**EXERCISE AIM**: What is the count of lines below that include "level"? Reply with nothing else.

(Items from a data source)
--

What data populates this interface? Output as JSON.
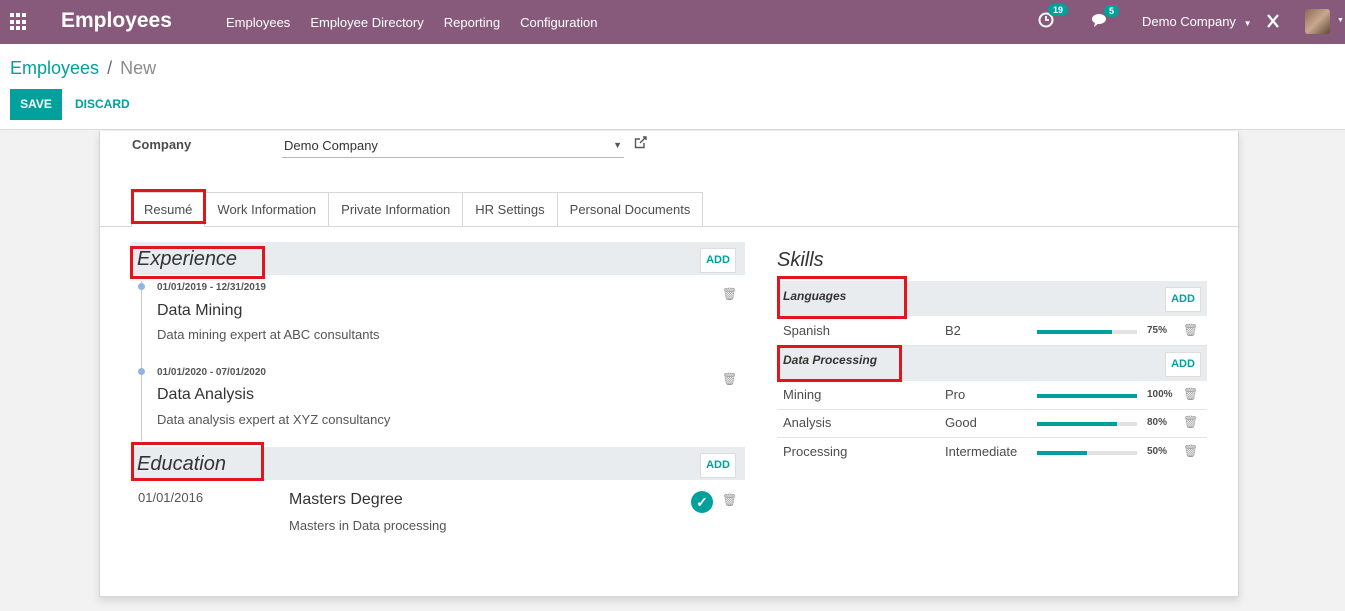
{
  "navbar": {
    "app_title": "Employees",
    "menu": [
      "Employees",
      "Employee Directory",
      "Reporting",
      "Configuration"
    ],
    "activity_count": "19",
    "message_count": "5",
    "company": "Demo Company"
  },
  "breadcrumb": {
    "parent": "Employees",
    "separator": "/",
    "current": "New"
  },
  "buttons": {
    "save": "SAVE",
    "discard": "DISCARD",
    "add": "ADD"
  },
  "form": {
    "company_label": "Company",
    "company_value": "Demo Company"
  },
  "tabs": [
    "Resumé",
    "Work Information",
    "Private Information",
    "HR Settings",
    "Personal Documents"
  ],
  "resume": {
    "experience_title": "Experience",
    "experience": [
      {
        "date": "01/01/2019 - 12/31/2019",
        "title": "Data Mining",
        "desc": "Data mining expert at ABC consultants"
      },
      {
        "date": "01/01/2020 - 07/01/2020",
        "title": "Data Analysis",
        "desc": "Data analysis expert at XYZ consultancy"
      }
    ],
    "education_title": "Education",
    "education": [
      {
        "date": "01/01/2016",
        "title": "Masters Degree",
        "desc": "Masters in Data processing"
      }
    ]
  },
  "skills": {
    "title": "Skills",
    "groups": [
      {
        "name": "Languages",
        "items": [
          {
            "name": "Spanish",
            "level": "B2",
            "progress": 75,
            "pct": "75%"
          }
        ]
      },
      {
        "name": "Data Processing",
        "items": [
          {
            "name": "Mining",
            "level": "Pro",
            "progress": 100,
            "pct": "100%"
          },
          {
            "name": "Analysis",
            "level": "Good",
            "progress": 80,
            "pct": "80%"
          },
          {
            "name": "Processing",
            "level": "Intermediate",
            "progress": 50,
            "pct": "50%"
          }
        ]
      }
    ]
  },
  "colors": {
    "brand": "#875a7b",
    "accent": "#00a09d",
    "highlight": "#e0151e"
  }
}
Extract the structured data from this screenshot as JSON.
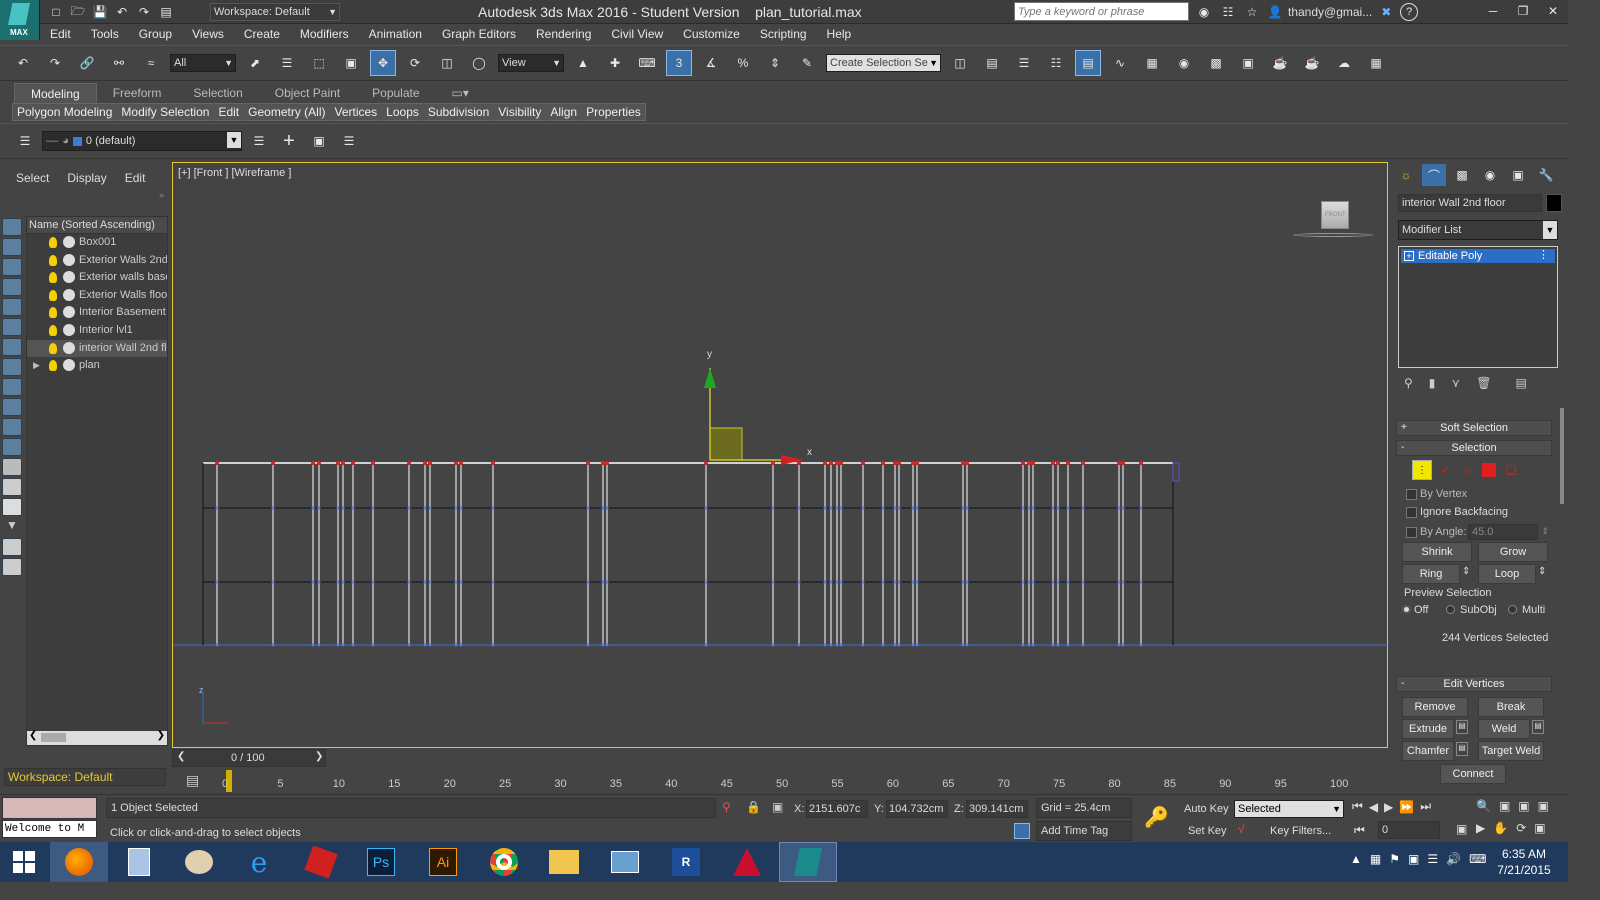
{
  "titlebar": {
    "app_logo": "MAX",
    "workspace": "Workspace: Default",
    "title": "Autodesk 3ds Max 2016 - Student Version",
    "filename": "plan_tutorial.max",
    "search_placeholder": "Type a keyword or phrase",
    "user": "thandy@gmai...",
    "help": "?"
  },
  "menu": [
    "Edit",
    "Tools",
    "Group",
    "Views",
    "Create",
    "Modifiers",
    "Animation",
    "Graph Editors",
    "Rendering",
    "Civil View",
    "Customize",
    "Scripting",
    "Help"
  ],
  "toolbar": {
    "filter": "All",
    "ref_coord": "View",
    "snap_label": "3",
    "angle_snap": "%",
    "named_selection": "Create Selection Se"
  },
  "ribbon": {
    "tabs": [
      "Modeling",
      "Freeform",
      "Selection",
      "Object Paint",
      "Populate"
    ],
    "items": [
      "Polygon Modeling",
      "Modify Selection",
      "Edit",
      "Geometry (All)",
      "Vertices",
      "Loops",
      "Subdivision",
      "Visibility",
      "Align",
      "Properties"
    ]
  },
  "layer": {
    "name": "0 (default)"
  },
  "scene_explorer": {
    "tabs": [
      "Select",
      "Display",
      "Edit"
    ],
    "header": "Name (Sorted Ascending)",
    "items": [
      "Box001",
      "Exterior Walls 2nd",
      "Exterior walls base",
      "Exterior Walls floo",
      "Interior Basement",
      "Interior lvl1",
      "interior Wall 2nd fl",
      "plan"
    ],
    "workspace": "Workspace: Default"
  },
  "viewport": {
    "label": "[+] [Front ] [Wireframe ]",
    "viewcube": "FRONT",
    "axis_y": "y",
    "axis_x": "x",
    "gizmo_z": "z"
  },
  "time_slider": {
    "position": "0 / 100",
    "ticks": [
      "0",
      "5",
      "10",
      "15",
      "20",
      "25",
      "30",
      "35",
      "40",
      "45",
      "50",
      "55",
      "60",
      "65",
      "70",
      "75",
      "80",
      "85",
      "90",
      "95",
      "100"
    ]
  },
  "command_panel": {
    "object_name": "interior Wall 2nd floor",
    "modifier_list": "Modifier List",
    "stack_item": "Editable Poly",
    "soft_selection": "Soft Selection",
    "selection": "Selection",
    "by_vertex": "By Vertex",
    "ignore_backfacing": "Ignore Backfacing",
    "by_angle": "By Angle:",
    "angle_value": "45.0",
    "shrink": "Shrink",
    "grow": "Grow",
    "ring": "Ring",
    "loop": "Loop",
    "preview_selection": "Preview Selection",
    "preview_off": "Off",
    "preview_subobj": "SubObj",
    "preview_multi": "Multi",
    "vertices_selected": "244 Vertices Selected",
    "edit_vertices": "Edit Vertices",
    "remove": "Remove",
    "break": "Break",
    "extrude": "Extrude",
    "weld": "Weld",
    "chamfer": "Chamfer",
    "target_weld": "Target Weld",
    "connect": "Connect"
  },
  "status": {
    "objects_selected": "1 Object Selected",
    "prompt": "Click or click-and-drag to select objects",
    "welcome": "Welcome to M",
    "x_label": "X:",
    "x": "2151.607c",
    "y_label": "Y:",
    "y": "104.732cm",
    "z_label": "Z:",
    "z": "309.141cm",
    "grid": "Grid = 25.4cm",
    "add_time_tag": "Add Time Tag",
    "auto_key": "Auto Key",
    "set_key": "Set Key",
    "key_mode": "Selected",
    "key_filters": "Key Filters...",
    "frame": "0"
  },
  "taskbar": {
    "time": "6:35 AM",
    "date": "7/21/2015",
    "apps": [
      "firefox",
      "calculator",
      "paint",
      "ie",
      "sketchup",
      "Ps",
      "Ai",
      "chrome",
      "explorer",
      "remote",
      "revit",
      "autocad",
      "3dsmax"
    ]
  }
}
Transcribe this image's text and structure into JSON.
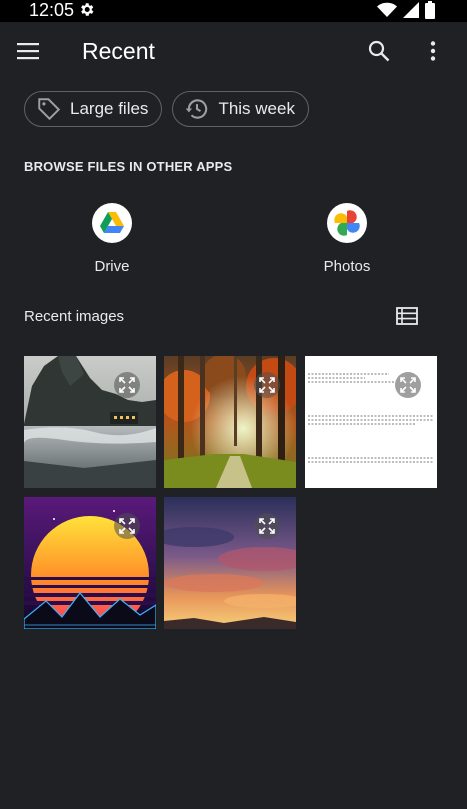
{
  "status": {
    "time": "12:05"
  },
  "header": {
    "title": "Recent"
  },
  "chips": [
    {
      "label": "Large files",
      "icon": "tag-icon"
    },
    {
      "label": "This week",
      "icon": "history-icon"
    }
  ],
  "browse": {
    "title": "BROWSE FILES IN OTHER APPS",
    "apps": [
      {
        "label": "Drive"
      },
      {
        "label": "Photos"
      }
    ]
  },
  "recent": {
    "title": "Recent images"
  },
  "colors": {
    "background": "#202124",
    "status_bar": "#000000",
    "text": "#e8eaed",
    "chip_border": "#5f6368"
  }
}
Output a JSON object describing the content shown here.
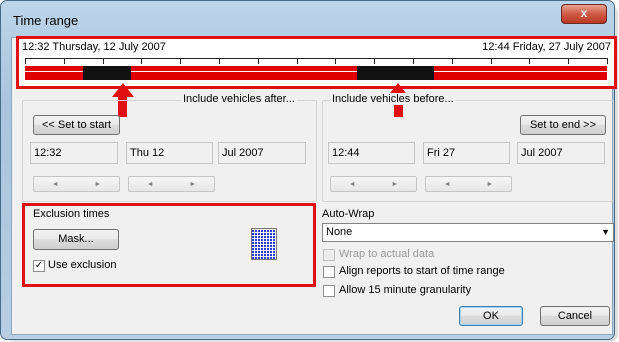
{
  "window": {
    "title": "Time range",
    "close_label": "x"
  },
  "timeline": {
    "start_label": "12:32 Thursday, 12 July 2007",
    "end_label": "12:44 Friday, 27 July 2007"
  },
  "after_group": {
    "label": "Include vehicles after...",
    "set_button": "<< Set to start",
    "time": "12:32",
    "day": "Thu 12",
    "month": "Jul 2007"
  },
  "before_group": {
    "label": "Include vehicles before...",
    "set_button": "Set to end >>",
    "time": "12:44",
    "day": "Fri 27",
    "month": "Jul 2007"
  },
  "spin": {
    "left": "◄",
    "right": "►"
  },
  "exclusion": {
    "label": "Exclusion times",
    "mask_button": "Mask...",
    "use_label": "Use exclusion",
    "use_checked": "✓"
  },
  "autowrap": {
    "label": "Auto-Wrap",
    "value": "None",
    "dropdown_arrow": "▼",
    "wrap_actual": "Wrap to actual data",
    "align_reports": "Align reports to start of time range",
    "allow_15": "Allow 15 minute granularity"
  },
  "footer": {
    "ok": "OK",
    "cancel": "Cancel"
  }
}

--

**YOUR RESPONSE**: 4